* _Given entries_

----------------

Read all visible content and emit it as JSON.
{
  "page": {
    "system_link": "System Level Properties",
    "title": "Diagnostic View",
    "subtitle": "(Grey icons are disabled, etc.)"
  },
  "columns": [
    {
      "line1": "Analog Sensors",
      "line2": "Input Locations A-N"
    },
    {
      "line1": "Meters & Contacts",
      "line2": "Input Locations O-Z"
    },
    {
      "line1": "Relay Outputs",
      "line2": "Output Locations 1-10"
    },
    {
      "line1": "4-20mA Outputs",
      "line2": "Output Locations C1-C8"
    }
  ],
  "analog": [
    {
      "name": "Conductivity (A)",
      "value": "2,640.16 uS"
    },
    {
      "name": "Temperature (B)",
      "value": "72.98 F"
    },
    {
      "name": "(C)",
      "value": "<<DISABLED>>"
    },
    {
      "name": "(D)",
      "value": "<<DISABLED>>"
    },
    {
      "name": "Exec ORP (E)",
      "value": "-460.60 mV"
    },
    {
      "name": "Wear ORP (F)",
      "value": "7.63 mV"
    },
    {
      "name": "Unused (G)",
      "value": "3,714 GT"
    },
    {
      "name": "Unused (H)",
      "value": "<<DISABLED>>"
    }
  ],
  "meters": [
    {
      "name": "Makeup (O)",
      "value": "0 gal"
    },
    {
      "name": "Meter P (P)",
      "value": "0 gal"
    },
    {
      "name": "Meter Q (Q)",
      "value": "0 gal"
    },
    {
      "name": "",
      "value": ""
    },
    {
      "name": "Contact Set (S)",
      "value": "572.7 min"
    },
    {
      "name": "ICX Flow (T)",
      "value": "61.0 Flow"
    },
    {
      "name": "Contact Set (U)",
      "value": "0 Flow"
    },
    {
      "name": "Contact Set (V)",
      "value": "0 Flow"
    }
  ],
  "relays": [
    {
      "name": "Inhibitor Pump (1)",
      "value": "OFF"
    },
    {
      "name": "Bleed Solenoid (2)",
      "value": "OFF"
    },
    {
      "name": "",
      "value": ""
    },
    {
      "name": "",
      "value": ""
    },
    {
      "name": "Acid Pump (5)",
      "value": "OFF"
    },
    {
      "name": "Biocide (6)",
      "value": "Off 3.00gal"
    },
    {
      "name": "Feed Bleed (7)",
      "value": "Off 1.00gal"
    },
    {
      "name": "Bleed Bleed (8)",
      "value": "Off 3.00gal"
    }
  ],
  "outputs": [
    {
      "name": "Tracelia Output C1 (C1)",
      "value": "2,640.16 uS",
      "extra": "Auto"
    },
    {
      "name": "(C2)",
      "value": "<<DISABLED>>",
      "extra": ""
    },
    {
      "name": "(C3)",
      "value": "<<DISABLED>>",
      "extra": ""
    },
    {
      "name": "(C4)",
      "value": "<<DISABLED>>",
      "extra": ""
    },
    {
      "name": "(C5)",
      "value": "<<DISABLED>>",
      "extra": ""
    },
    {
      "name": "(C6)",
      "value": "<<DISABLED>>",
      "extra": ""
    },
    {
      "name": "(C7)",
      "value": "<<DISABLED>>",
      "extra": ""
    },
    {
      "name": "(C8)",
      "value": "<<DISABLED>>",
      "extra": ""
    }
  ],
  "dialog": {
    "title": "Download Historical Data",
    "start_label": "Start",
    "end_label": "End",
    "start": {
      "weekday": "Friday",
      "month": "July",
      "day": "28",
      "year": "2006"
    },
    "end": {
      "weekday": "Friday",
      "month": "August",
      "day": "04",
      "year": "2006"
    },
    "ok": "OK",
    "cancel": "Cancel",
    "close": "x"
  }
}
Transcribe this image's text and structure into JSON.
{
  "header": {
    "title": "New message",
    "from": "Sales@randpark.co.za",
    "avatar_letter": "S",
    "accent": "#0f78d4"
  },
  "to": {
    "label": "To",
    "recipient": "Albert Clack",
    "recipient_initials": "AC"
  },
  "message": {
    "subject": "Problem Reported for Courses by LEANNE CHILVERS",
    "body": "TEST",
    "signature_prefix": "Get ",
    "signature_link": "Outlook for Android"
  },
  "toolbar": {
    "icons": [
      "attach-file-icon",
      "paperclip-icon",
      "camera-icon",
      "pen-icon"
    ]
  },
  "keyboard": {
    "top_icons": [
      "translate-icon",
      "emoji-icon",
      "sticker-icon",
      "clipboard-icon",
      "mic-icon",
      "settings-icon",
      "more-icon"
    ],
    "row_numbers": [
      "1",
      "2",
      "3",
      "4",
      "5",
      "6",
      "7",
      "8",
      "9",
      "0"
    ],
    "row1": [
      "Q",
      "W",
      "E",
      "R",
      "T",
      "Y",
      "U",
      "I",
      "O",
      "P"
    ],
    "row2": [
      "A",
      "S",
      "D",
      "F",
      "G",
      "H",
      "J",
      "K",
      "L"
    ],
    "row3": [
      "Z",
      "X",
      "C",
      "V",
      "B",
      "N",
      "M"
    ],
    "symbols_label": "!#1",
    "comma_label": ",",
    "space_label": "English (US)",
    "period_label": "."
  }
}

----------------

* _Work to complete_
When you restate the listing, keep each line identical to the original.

* _Reply_
Read all visible content and emit it as JSON.
{
  "page": {
    "system_link": "System Level Properties",
    "title": "Diagnostic View",
    "subtitle": "(Grey icons are disabled, etc.)"
  },
  "columns": [
    {
      "line1": "Analog Sensors",
      "line2": "Input Locations A-N"
    },
    {
      "line1": "Meters & Contacts",
      "line2": "Input Locations O-Z"
    },
    {
      "line1": "Relay Outputs",
      "line2": "Output Locations 1-10"
    },
    {
      "line1": "4-20mA Outputs",
      "line2": "Output Locations C1-C8"
    }
  ],
  "analog": [
    {
      "name": "Conductivity (A)",
      "value": "2,640.16 uS"
    },
    {
      "name": "Temperature (B)",
      "value": "72.98 F"
    },
    {
      "name": "(C)",
      "value": "<<DISABLED>>"
    },
    {
      "name": "(D)",
      "value": "<<DISABLED>>"
    },
    {
      "name": "Exec ORP (E)",
      "value": "-460.60 mV"
    },
    {
      "name": "Wear ORP (F)",
      "value": "7.63 mV"
    },
    {
      "name": "Unused (G)",
      "value": "3,714 GT"
    },
    {
      "name": "Unused (H)",
      "value": "<<DISABLED>>"
    }
  ],
  "meters": [
    {
      "name": "Makeup (O)",
      "value": "0 gal"
    },
    {
      "name": "Meter P (P)",
      "value": "0 gal"
    },
    {
      "name": "Meter Q (Q)",
      "value": "0 gal"
    },
    {
      "name": "",
      "value": ""
    },
    {
      "name": "Contact Set (S)",
      "value": "572.7 min"
    },
    {
      "name": "ICX Flow (T)",
      "value": "61.0 Flow"
    },
    {
      "name": "Contact Set (U)",
      "value": "0 Flow"
    },
    {
      "name": "Contact Set (V)",
      "value": "0 Flow"
    }
  ],
  "relays": [
    {
      "name": "Inhibitor Pump (1)",
      "value": "OFF"
    },
    {
      "name": "Bleed Solenoid (2)",
      "value": "OFF"
    },
    {
      "name": "",
      "value": ""
    },
    {
      "name": "",
      "value": ""
    },
    {
      "name": "Acid Pump (5)",
      "value": "OFF"
    },
    {
      "name": "Biocide (6)",
      "value": "Off 3.00gal"
    },
    {
      "name": "Feed Bleed (7)",
      "value": "Off 1.00gal"
    },
    {
      "name": "Bleed Bleed (8)",
      "value": "Off 3.00gal"
    }
  ],
  "outputs": [
    {
      "name": "Tracelia Output C1 (C1)",
      "value": "2,640.16 uS",
      "extra": "Auto"
    },
    {
      "name": "(C2)",
      "value": "<<DISABLED>>",
      "extra": ""
    },
    {
      "name": "(C3)",
      "value": "<<DISABLED>>",
      "extra": ""
    },
    {
      "name": "(C4)",
      "value": "<<DISABLED>>",
      "extra": ""
    },
    {
      "name": "(C5)",
      "value": "<<DISABLED>>",
      "extra": ""
    },
    {
      "name": "(C6)",
      "value": "<<DISABLED>>",
      "extra": ""
    },
    {
      "name": "(C7)",
      "value": "<<DISABLED>>",
      "extra": ""
    },
    {
      "name": "(C8)",
      "value": "<<DISABLED>>",
      "extra": ""
    }
  ],
  "dialog": {
    "title": "Download Historical Data",
    "start_label": "Start",
    "end_label": "End",
    "start": {
      "weekday": "Friday",
      "month": "July",
      "day": "28",
      "year": "2006"
    },
    "end": {
      "weekday": "Friday",
      "month": "August",
      "day": "04",
      "year": "2006"
    },
    "ok": "OK",
    "cancel": "Cancel",
    "close": "x"
  }
}
Transcribe this image's text and structure into JSON.
{
  "header": {
    "title": "New message",
    "from": "Sales@randpark.co.za",
    "avatar_letter": "S",
    "accent": "#0f78d4"
  },
  "to": {
    "label": "To",
    "recipient": "Albert Clack",
    "recipient_initials": "AC"
  },
  "message": {
    "subject": "Problem Reported for Courses by LEANNE CHILVERS",
    "body": "TEST",
    "signature_prefix": "Get ",
    "signature_link": "Outlook for Android"
  },
  "toolbar": {
    "icons": [
      "attach-file-icon",
      "paperclip-icon",
      "camera-icon",
      "pen-icon"
    ]
  },
  "keyboard": {
    "top_icons": [
      "translate-icon",
      "emoji-icon",
      "sticker-icon",
      "clipboard-icon",
      "mic-icon",
      "settings-icon",
      "more-icon"
    ],
    "row_numbers": [
      "1",
      "2",
      "3",
      "4",
      "5",
      "6",
      "7",
      "8",
      "9",
      "0"
    ],
    "row1": [
      "Q",
      "W",
      "E",
      "R",
      "T",
      "Y",
      "U",
      "I",
      "O",
      "P"
    ],
    "row2": [
      "A",
      "S",
      "D",
      "F",
      "G",
      "H",
      "J",
      "K",
      "L"
    ],
    "row3": [
      "Z",
      "X",
      "C",
      "V",
      "B",
      "N",
      "M"
    ],
    "symbols_label": "!#1",
    "comma_label": ",",
    "space_label": "English (US)",
    "period_label": "."
  }
}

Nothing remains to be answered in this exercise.